The enemies themselves are the standard fodder Covenant. From Grunts, to Jackals and Elites, these familiar enemies look and behave the same. Instead of Promethean troops from Halo 5, they are now joined by the Banished, who have even less variety – they are all just Brutes with different weapons, and occasionally shields/more armor. Some may have jetpacks, and give off strong Destiny 2 vibes. The boss battles against the leaders of the Banished are fairly simple in their design, and there are no complexities here like targeting weak spots (except headshots, obviously). They are entertaining in the moment, but are largely forgettable.

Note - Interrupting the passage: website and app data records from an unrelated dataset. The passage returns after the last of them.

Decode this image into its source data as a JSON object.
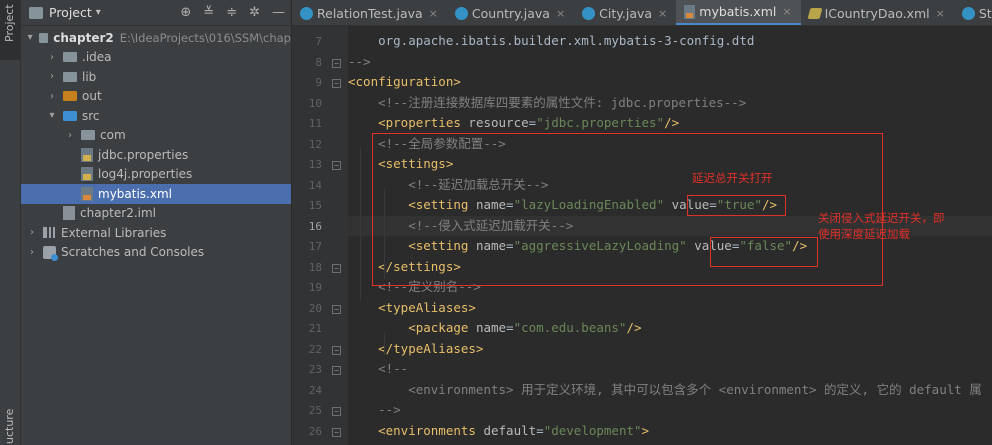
{
  "side_strip": {
    "project_tab": "Project",
    "structure_tab": "ucture"
  },
  "project_panel": {
    "title": "Project",
    "tree": [
      {
        "label": "chapter2",
        "hint": "E:\\IdeaProjects\\016\\SSM\\chap"
      },
      {
        "label": ".idea"
      },
      {
        "label": "lib"
      },
      {
        "label": "out"
      },
      {
        "label": "src"
      },
      {
        "label": "com"
      },
      {
        "label": "jdbc.properties"
      },
      {
        "label": "log4j.properties"
      },
      {
        "label": "mybatis.xml"
      },
      {
        "label": "chapter2.iml"
      },
      {
        "label": "External Libraries"
      },
      {
        "label": "Scratches and Consoles"
      }
    ]
  },
  "tabs": [
    {
      "label": "RelationTest.java"
    },
    {
      "label": "Country.java"
    },
    {
      "label": "City.java"
    },
    {
      "label": "mybatis.xml"
    },
    {
      "label": "ICountryDao.xml"
    },
    {
      "label": "Student.ja"
    }
  ],
  "editor": {
    "line_numbers": [
      "7",
      "8",
      "9",
      "10",
      "11",
      "12",
      "13",
      "14",
      "15",
      "16",
      "17",
      "18",
      "19",
      "20",
      "21",
      "22",
      "23",
      "24",
      "25",
      "26"
    ],
    "current_line": "16",
    "lines": [
      {
        "t": [
          [
            "text",
            "    org.apache.ibatis.builder.xml.mybatis-3-config.dtd"
          ]
        ]
      },
      {
        "t": [
          [
            "comment",
            "-->"
          ]
        ]
      },
      {
        "t": [
          [
            "tag",
            "<configuration>"
          ]
        ]
      },
      {
        "t": [
          [
            "comment",
            "    <!--注册连接数据库四要素的属性文件: jdbc.properties-->"
          ]
        ]
      },
      {
        "t": [
          [
            "tag",
            "    <properties "
          ],
          [
            "attr",
            "resource"
          ],
          [
            "text",
            "="
          ],
          [
            "val",
            "\"jdbc.properties\""
          ],
          [
            "tag",
            "/>"
          ]
        ]
      },
      {
        "t": [
          [
            "comment",
            "    <!--全局参数配置-->"
          ]
        ]
      },
      {
        "t": [
          [
            "tag",
            "    <settings>"
          ]
        ]
      },
      {
        "t": [
          [
            "comment",
            "        <!--延迟加载总开关-->"
          ]
        ]
      },
      {
        "t": [
          [
            "tag",
            "        <setting "
          ],
          [
            "attr",
            "name"
          ],
          [
            "text",
            "="
          ],
          [
            "val",
            "\"lazyLoadingEnabled\""
          ],
          [
            "text",
            " "
          ],
          [
            "attr",
            "value"
          ],
          [
            "text",
            "="
          ],
          [
            "val",
            "\"true\""
          ],
          [
            "tag",
            "/>"
          ]
        ]
      },
      {
        "t": [
          [
            "comment",
            "        <!--侵入式延迟加载开关-->"
          ]
        ]
      },
      {
        "t": [
          [
            "tag",
            "        <setting "
          ],
          [
            "attr",
            "name"
          ],
          [
            "text",
            "="
          ],
          [
            "val",
            "\"aggressiveLazyLoading\""
          ],
          [
            "text",
            " "
          ],
          [
            "attr",
            "value"
          ],
          [
            "text",
            "="
          ],
          [
            "val",
            "\"false\""
          ],
          [
            "tag",
            "/>"
          ]
        ]
      },
      {
        "t": [
          [
            "tag",
            "    </settings>"
          ]
        ]
      },
      {
        "t": [
          [
            "comment",
            "    <!--定义别名-->"
          ]
        ]
      },
      {
        "t": [
          [
            "tag",
            "    <typeAliases>"
          ]
        ]
      },
      {
        "t": [
          [
            "tag",
            "        <package "
          ],
          [
            "attr",
            "name"
          ],
          [
            "text",
            "="
          ],
          [
            "val",
            "\"com.edu.beans\""
          ],
          [
            "tag",
            "/>"
          ]
        ]
      },
      {
        "t": [
          [
            "tag",
            "    </typeAliases>"
          ]
        ]
      },
      {
        "t": [
          [
            "comment",
            "    <!--"
          ]
        ]
      },
      {
        "t": [
          [
            "comment",
            "        <environments> 用于定义环境, 其中可以包含多个 <environment> 的定义, 它的 default 属"
          ]
        ]
      },
      {
        "t": [
          [
            "comment",
            "    -->"
          ]
        ]
      },
      {
        "t": [
          [
            "tag",
            "    <environments "
          ],
          [
            "attr",
            "default"
          ],
          [
            "text",
            "="
          ],
          [
            "val",
            "\"development\""
          ],
          [
            "tag",
            ">"
          ]
        ]
      }
    ]
  },
  "annotations": {
    "note1": "延迟总开关打开",
    "note2_line1": "关闭侵入式延迟开关，即",
    "note2_line2": "使用深度延迟加载"
  },
  "colors": {
    "annotation_red": "#e0302a",
    "selection_blue": "#4b6eaf",
    "tag_yellow": "#e8bf6a",
    "string_green": "#6a8759",
    "comment_gray": "#808080"
  }
}
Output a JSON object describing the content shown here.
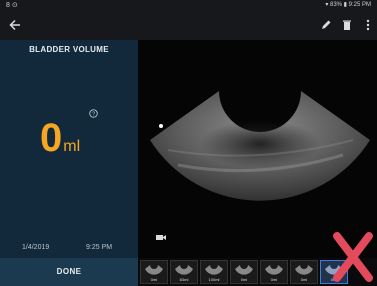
{
  "status_bar": {
    "left": "8 ⊙",
    "right": "▾ 83% ▮ 9:25 PM"
  },
  "panel": {
    "title": "BLADDER VOLUME",
    "volume_value": "0",
    "volume_unit": "ml",
    "date": "1/4/2019",
    "time": "9:25 PM",
    "done_label": "DONE"
  },
  "icons": [
    "back-arrow-icon",
    "pencil-icon",
    "trash-icon",
    "more-vertical-icon",
    "help-icon",
    "camera-icon"
  ],
  "filmstrip": {
    "thumbs": [
      "0ml",
      "83ml",
      "100ml",
      "0ml",
      "0ml",
      "0ml",
      "0ml"
    ]
  },
  "colors": {
    "panel_bg": "#12293b",
    "accent": "#f5a623",
    "done_bg": "#1c3a4f",
    "x_mark": "#e34b5c"
  }
}
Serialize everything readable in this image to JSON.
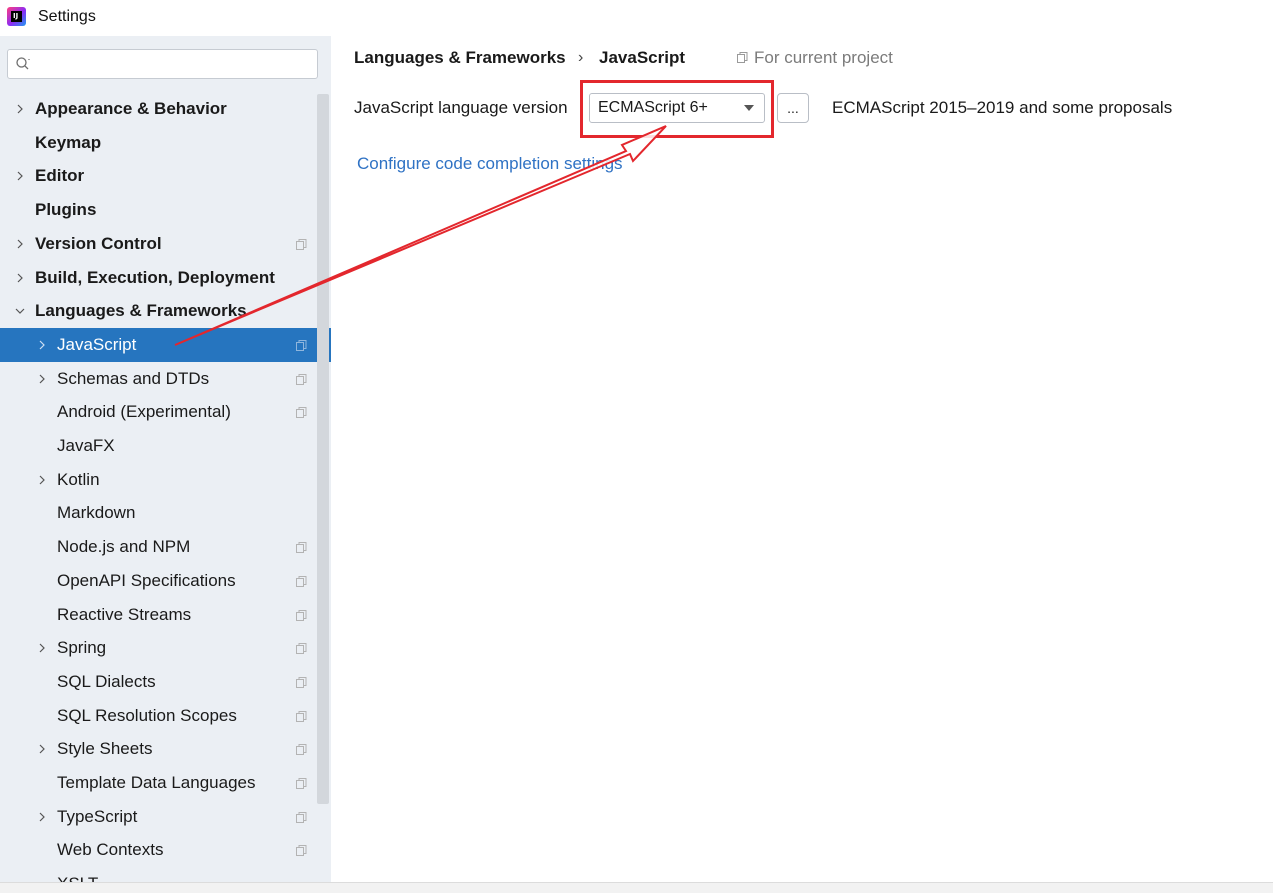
{
  "window": {
    "title": "Settings",
    "app_icon": "intellij-idea-icon"
  },
  "search": {
    "placeholder": "",
    "value": ""
  },
  "tree": [
    {
      "label": "Appearance & Behavior",
      "bold": true,
      "expandable": true,
      "indent": 0
    },
    {
      "label": "Keymap",
      "bold": true,
      "expandable": false,
      "indent": 0
    },
    {
      "label": "Editor",
      "bold": true,
      "expandable": true,
      "indent": 0
    },
    {
      "label": "Plugins",
      "bold": true,
      "expandable": false,
      "indent": 0
    },
    {
      "label": "Version Control",
      "bold": true,
      "expandable": true,
      "indent": 0,
      "project_icon": true
    },
    {
      "label": "Build, Execution, Deployment",
      "bold": true,
      "expandable": true,
      "indent": 0
    },
    {
      "label": "Languages & Frameworks",
      "bold": true,
      "expandable": true,
      "expanded": true,
      "indent": 0
    },
    {
      "label": "JavaScript",
      "bold": false,
      "expandable": true,
      "indent": 1,
      "project_icon": true,
      "selected": true
    },
    {
      "label": "Schemas and DTDs",
      "bold": false,
      "expandable": true,
      "indent": 1,
      "project_icon": true
    },
    {
      "label": "Android (Experimental)",
      "bold": false,
      "expandable": false,
      "indent": 1,
      "project_icon": true
    },
    {
      "label": "JavaFX",
      "bold": false,
      "expandable": false,
      "indent": 1
    },
    {
      "label": "Kotlin",
      "bold": false,
      "expandable": true,
      "indent": 1
    },
    {
      "label": "Markdown",
      "bold": false,
      "expandable": false,
      "indent": 1
    },
    {
      "label": "Node.js and NPM",
      "bold": false,
      "expandable": false,
      "indent": 1,
      "project_icon": true
    },
    {
      "label": "OpenAPI Specifications",
      "bold": false,
      "expandable": false,
      "indent": 1,
      "project_icon": true
    },
    {
      "label": "Reactive Streams",
      "bold": false,
      "expandable": false,
      "indent": 1,
      "project_icon": true
    },
    {
      "label": "Spring",
      "bold": false,
      "expandable": true,
      "indent": 1,
      "project_icon": true
    },
    {
      "label": "SQL Dialects",
      "bold": false,
      "expandable": false,
      "indent": 1,
      "project_icon": true
    },
    {
      "label": "SQL Resolution Scopes",
      "bold": false,
      "expandable": false,
      "indent": 1,
      "project_icon": true
    },
    {
      "label": "Style Sheets",
      "bold": false,
      "expandable": true,
      "indent": 1,
      "project_icon": true
    },
    {
      "label": "Template Data Languages",
      "bold": false,
      "expandable": false,
      "indent": 1,
      "project_icon": true
    },
    {
      "label": "TypeScript",
      "bold": false,
      "expandable": true,
      "indent": 1,
      "project_icon": true
    },
    {
      "label": "Web Contexts",
      "bold": false,
      "expandable": false,
      "indent": 1,
      "project_icon": true
    },
    {
      "label": "XSLT",
      "bold": false,
      "expandable": false,
      "indent": 1
    }
  ],
  "content": {
    "breadcrumb": {
      "parent": "Languages & Frameworks",
      "separator": "›",
      "current": "JavaScript"
    },
    "scope_label": "For current project",
    "language_version_label": "JavaScript language version",
    "language_version_value": "ECMAScript 6+",
    "more_button": "...",
    "language_version_description": "ECMAScript 2015–2019 and some proposals",
    "completion_link": "Configure code completion settings"
  },
  "colors": {
    "selection": "#2675bf",
    "sidebar_bg": "#ebeff4",
    "link": "#2f72c4",
    "annotation_red": "#e3272d"
  }
}
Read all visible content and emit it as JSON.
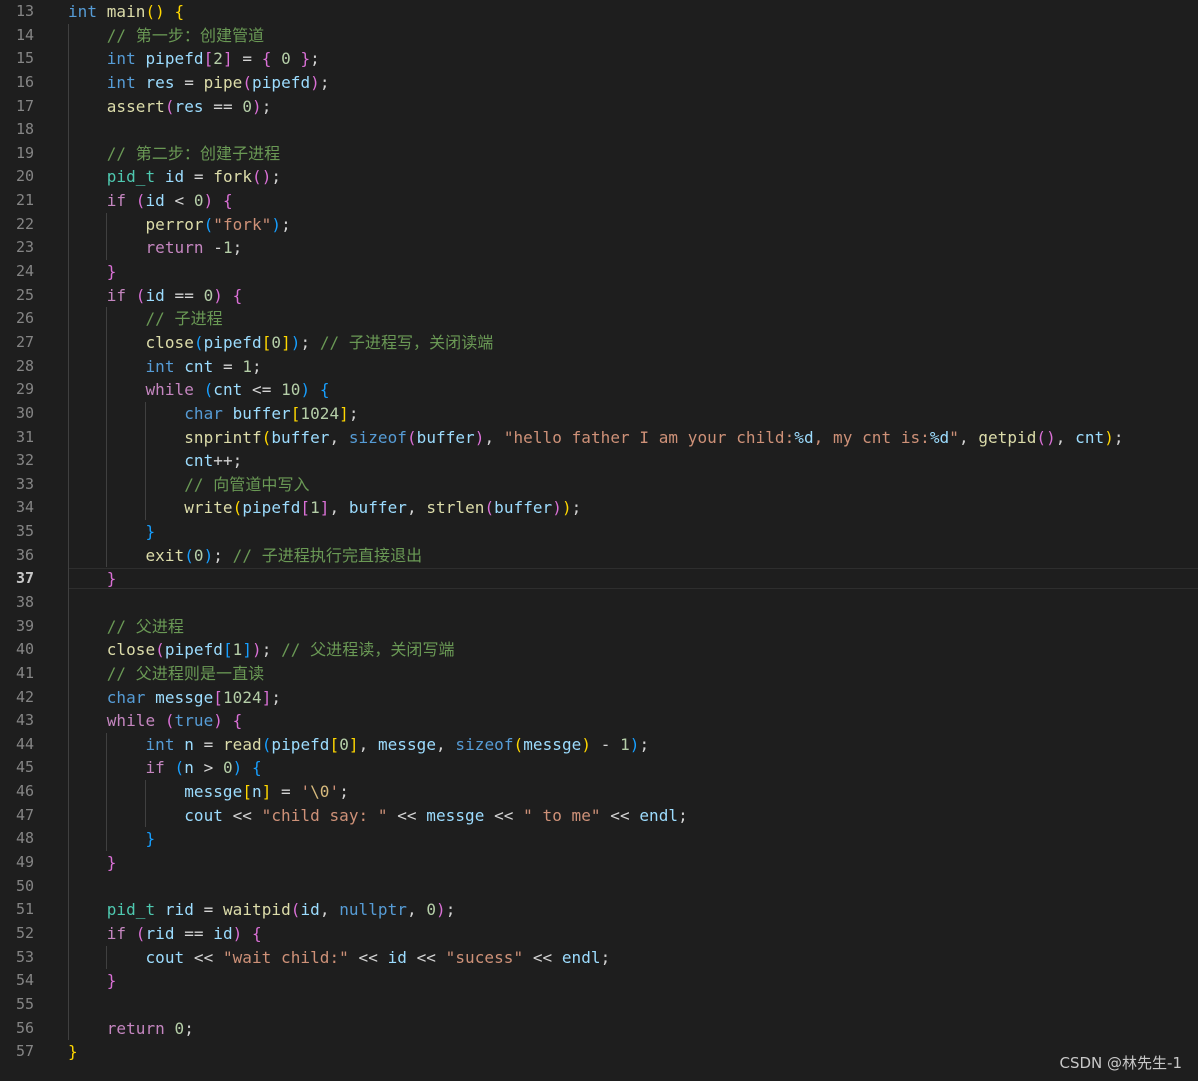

Like its traditional and time-tested gameplay, you can also count on Halo to perform well. The game was supposed to launch a year ago, alongside the Xbox Series X|S, but the decision was made for more development time, and the experience likely benefitted from it. While the visuals and textures are sharp, the game world is not particularly detailed or rich in color. Instead, the focus is on great performance, with the Xbox Series X holding a steady 60 frames per second for the entire experience, no matter the situation, which helps the already fluid shooting feel great. The limited helmet vision from Halo 5 is replaced by a standard view with the transparent UI elements, as it should be. Loading times are decently quick, but are surprisingly quite numerous, even during linear indoor missions. In a bit of strange design though, opening the map/upgrade menus does not pause the game.
The music is also excellent, not just the main theme, but also many of the other tracks – which seem to play at cleverly setup triggers, helping make the action feel more immersive. When you are not in combat, you can also take in the quiet ambience of this Halo Ring, when there is no gunfire, no music, and just you and the local critters scurrying around the forest. It's strangely idyllic; the day and night cycle helps add a little variety to the setting.
Halo Infinite's campaign is good, but there are too many obviously missed opportunities to be better. With the multiplayer now being standalone and free-to-play, you're paying full price for a campaign that feels lackluster. Not unlike Gears 5, Halo's foray into a more open-level design is quite basic and by the numbers, taking no risks and offering few thrills. It also lacks co-op, obviously due to the new open levels. The experience is largely carried by its great shooting mechanics, the addition of gadgets, and the occasional exciting mission. But on the whole, it's a safe effort and one that could really use some better and more consistent writing.
A digital code was provided by the publisher for the purposes of this review.